Betty Fussell

The distinguished historian Betty Fussell was one of the first American writers to focus on food as a legitimate subject of scientific, social, and anthropological inquiry. In her 1999, The Story of Corn: the Myths and History, the Culture and Agriculture, the Art and Science of America's Quintessential Crop, Fussel used the history of corn to tell a distinctly American story. She also created a genre, now much imitated by other writers, focused on a single foodstuff. Born in 1927 in California and reared there, she has made her home in New York's Greenwich Village for decades. She lives around the corner from James Beard's cooking school run out of his home. Her only contact was a week's worth of classes there, but they share an abiding passion for American food. Her essays in literary journals, major newspapers, national magazines and encyclopedias are written with a grace few food writers can match. She also lectures at museums, universities, state fairs, corn festivals, historical societies and culinary groups.
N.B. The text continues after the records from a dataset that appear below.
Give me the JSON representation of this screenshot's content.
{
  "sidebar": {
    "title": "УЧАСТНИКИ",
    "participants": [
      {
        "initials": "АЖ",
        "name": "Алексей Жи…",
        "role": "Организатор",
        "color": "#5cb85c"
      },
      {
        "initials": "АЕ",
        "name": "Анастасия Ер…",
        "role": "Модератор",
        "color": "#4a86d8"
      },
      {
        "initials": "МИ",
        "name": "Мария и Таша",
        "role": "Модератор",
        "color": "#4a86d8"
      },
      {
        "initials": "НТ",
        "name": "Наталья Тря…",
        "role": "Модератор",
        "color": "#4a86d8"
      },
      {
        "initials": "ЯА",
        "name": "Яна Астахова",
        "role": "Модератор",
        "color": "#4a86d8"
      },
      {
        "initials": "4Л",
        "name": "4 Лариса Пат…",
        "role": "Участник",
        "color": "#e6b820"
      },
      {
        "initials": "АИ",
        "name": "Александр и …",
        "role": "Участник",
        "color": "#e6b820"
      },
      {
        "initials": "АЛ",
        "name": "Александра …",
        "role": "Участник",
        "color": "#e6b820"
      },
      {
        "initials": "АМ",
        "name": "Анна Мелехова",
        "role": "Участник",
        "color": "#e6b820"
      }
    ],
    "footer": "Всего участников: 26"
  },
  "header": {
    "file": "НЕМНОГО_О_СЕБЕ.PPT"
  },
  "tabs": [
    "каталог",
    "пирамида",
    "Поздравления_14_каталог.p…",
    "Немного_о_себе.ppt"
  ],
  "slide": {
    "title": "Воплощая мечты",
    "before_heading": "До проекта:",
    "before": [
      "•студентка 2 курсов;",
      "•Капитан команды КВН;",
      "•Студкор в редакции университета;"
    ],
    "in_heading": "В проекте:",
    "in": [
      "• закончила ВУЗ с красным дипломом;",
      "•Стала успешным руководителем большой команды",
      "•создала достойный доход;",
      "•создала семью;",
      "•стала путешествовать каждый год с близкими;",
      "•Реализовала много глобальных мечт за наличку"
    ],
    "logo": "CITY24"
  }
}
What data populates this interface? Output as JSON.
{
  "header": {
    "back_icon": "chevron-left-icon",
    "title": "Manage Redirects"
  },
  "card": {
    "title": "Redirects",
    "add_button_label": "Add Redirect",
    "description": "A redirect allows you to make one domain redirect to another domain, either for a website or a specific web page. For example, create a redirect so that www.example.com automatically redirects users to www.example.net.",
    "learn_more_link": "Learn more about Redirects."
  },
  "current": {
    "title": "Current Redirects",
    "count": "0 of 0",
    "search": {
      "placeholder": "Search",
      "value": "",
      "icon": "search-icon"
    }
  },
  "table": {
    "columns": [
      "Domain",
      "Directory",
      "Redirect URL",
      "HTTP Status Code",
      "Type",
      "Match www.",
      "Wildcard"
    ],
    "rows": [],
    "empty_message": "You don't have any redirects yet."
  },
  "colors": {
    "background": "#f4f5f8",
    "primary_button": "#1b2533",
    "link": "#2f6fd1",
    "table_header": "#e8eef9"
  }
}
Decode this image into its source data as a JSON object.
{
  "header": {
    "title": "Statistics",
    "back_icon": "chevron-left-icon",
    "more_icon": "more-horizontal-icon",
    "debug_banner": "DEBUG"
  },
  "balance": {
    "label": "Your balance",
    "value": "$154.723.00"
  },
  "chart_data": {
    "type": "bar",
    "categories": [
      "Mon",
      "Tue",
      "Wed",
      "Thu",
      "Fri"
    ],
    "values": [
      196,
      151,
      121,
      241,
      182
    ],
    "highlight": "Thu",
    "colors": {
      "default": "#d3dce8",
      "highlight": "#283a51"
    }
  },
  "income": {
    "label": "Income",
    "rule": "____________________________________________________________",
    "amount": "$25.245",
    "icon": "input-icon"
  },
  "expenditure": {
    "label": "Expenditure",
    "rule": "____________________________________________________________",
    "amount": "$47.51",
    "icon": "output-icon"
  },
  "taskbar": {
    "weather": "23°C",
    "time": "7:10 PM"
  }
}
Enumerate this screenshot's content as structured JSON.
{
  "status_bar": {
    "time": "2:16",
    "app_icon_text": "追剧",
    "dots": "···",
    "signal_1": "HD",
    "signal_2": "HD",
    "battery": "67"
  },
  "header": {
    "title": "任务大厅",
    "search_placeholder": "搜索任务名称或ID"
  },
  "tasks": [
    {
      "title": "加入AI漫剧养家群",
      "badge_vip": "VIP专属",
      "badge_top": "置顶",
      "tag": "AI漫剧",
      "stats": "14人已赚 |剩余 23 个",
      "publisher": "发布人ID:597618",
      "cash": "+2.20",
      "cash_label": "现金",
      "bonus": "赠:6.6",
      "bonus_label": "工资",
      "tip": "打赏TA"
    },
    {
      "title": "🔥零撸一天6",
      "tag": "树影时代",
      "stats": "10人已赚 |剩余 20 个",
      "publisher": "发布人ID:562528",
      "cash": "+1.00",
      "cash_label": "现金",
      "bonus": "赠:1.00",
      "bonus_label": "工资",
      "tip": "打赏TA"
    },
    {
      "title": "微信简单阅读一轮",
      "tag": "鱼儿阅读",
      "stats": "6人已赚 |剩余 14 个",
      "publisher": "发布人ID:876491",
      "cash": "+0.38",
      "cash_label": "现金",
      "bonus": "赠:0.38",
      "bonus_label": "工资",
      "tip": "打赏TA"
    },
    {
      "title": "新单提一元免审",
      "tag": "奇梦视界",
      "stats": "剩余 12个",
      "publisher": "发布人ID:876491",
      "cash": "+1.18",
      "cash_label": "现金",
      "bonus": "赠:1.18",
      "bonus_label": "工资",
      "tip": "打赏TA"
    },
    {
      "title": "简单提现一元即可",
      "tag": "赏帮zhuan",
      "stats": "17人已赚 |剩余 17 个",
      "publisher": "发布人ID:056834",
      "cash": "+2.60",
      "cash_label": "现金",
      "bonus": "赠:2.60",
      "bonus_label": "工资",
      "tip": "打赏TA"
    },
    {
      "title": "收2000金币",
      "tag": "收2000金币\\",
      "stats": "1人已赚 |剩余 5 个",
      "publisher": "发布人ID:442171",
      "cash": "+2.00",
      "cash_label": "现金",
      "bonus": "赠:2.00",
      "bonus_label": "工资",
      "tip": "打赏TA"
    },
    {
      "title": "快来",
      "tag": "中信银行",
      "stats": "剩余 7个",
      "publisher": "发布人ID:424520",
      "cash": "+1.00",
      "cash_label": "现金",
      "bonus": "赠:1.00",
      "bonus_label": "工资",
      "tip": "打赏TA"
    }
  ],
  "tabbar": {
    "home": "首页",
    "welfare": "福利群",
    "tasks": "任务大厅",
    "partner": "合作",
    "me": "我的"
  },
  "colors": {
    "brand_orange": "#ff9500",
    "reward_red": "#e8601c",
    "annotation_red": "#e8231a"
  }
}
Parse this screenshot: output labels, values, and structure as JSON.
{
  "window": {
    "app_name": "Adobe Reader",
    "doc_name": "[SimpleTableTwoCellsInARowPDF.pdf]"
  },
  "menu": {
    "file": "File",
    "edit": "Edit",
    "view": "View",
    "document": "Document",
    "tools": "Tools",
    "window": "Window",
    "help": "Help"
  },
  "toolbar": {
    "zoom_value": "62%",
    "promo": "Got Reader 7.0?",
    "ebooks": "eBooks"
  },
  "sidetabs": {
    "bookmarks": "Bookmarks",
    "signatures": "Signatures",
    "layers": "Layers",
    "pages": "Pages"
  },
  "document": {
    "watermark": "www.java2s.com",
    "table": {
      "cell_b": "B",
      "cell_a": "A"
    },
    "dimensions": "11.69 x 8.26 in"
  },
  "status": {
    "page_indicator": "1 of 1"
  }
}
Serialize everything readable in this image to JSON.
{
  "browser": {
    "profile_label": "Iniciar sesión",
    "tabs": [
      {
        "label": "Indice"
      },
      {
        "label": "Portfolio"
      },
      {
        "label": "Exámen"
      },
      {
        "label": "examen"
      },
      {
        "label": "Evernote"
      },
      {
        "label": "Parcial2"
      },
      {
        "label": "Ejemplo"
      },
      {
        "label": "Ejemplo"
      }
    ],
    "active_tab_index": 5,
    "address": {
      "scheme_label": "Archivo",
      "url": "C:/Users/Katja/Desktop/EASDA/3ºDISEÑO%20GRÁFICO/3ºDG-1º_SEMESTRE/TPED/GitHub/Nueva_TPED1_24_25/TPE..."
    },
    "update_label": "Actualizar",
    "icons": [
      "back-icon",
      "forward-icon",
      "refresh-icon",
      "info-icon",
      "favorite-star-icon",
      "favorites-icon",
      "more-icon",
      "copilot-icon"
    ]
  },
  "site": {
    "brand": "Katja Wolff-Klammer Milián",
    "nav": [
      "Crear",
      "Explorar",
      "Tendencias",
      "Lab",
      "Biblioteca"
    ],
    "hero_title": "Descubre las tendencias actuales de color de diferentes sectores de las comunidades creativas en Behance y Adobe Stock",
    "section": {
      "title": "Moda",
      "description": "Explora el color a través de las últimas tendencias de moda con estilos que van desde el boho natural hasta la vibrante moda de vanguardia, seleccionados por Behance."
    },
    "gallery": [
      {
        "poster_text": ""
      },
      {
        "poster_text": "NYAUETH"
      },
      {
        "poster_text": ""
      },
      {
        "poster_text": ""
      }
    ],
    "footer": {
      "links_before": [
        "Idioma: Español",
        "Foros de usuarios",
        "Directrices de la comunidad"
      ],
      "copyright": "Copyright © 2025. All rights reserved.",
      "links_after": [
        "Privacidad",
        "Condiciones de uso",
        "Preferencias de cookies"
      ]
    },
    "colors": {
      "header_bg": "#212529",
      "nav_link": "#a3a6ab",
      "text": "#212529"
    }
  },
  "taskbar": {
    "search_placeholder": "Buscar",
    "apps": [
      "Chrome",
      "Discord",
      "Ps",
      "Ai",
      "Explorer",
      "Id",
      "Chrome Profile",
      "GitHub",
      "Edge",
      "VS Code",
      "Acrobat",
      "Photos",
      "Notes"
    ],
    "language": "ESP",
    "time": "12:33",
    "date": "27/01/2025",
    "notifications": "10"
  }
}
In 1999, her food memoir, My Kitchen Wars, traced her life from her childhoood through her marriage to a college sweetheart, her travails as an academic wife, her own academic career, the women's movement, and her wider success when she found her essential subject: food.